Law is a system of rules that are enforced through social institutions to govern behavior. Laws can be made by legislatures through legislation (resulting in statutes), the executive through decrees and regulations, or judges through binding precedent (normally in common law jurisdictions). Private individuals can create legally binding contracts, including (in some jurisdictions) arbitration agreements that may elect to accept alternative arbitration to the normal court process. The formation of laws themselves may be influenced by a constitution (written or unwritten) and the rights encoded therein. The law shapes politics, economics, and society in various ways and serves as a mediator of relations between people.
The adjudication of the law is generally divided into two main areas referred to as (i) Criminal law and (ii) Civil law. Criminal law deals with conduct that is considered harmful to social order and in which the guilty party may be imprisoned or fined. Civil law (not to be confused with civil law jurisdictions above) deals with the resolution of lawsuits (disputes) between individuals or organizations. These resolutions seek to provide a legal remedy (often monetary damages) to the winning litigant. Under civil law, the following specialties, among others, exist: Contract law regulates everything from buying a bus ticket to trading on derivatives markets. Property law regulates the transfer and title of personal property and real property. Trust law applies to assets held for investment and financial security. Tort law allows claims for compensation if a person's property is harmed. Constitutional law provides a framework for the creation of law, the protection of human rights and the election of political representatives. Administrative law governs what executive branch agencies may and may not do, procedures that they must follow to do it, and judicial review when a member of the public is harmed by an agency action. International law governs affairs between sovereign states in activities ranging from trade to military action. To implement and enforce the law and provide services to the public by public servants, a government's bureaucracy, military, and police are vital. While all these organs of the state are creatures created and bound by law, an independent legal profession and a vibrant civil society inform and support their progress

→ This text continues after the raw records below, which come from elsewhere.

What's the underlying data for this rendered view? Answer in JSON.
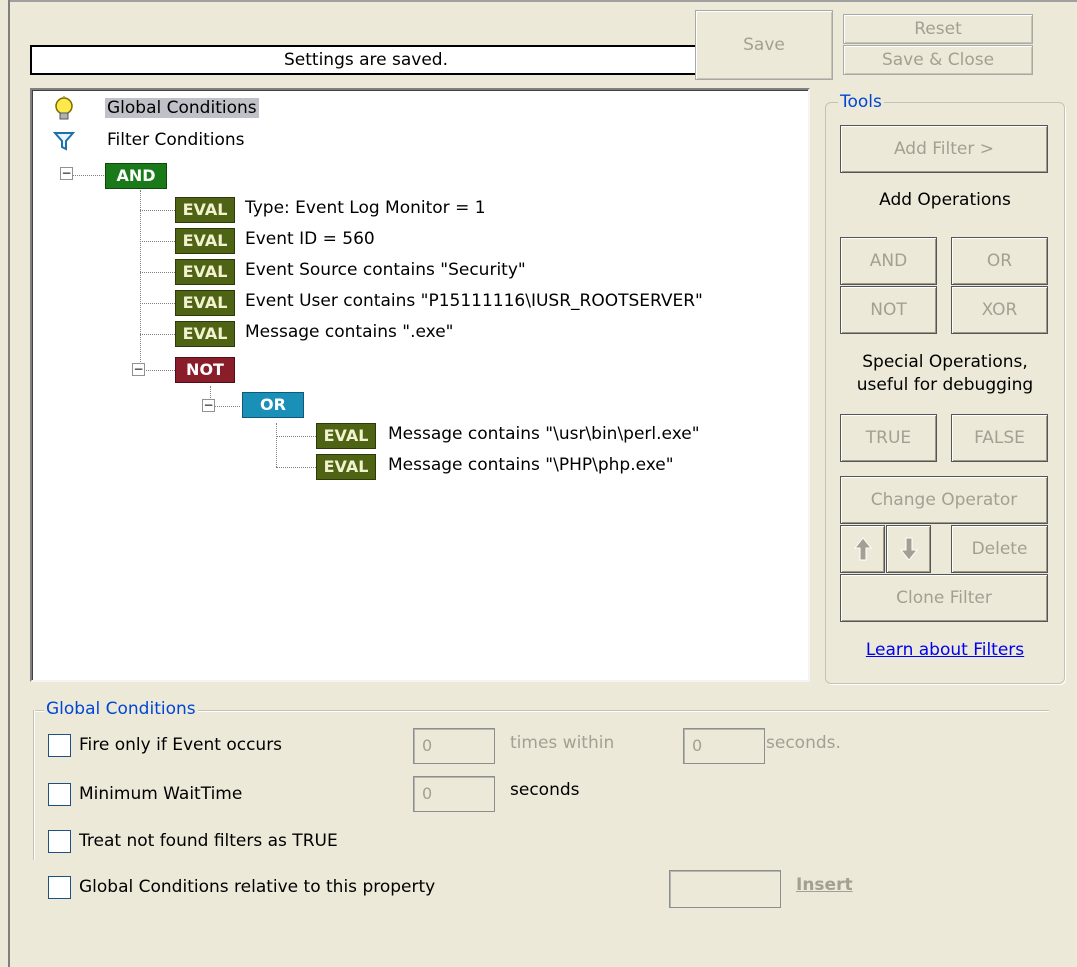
{
  "status": {
    "message": "Settings are saved."
  },
  "buttons": {
    "save": "Save",
    "reset": "Reset",
    "save_close": "Save & Close"
  },
  "tree": {
    "global": "Global Conditions",
    "filter": "Filter Conditions",
    "and": "AND",
    "not": "NOT",
    "or": "OR",
    "eval": "EVAL",
    "evals": [
      "Type: Event Log Monitor = 1",
      "Event ID = 560",
      "Event Source contains \"Security\"",
      "Event User contains \"P15111116\\IUSR_ROOTSERVER\"",
      "Message contains \".exe\""
    ],
    "or_evals": [
      "Message contains \"\\usr\\bin\\perl.exe\"",
      "Message contains \"\\PHP\\php.exe\""
    ]
  },
  "tools": {
    "title": "Tools",
    "add_filter": "Add Filter >",
    "add_operations": "Add Operations",
    "and": "AND",
    "or": "OR",
    "not": "NOT",
    "xor": "XOR",
    "special_1": "Special Operations,",
    "special_2": "useful for debugging",
    "true": "TRUE",
    "false": "FALSE",
    "change_operator": "Change Operator",
    "delete": "Delete",
    "clone_filter": "Clone Filter",
    "learn": "Learn about Filters"
  },
  "global_conditions": {
    "title": "Global Conditions",
    "fire_only": "Fire only if Event occurs",
    "fire_count": "0",
    "times_within": "times within",
    "fire_seconds": "0",
    "seconds_dot": "seconds.",
    "min_wait": "Minimum WaitTime",
    "min_wait_value": "0",
    "seconds": "seconds",
    "treat_true": "Treat not found filters as TRUE",
    "relative": "Global Conditions relative to this property",
    "relative_value": "",
    "insert": "Insert"
  }
}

Careers in Law
There are many avenues one can go down after passing their bar exam. Corporations hire lawyers as do government agencies. Lawyers can go in to private practice and work as employment lawyers, advocacy lawyers, traffic lawyers, personal injury lawyers, divorce lawyers and family law amongst others.
If 6-8 years of school is too much for you and you want to work in a courtroom setting you could become a certified paralegal. Court reporters are in demand and make good money. With a bachelors degree you can become a mediator or arbitrator. Lawyers tired of the corporate environment, government bureaucracy or private practice can become elected or appointed judges at the state and federal level.
Salaries in Law
According to a bureau of labor statistics report in 2013 the average lawyer made $132k annually. The top 25% brought home on average $170k/year. Local, state and federal agencies retain a lot of attorneys on staff as do major corporations,but most attorneys go into private practice individually or in with partners and form firms where they will most often make the most money within the industry.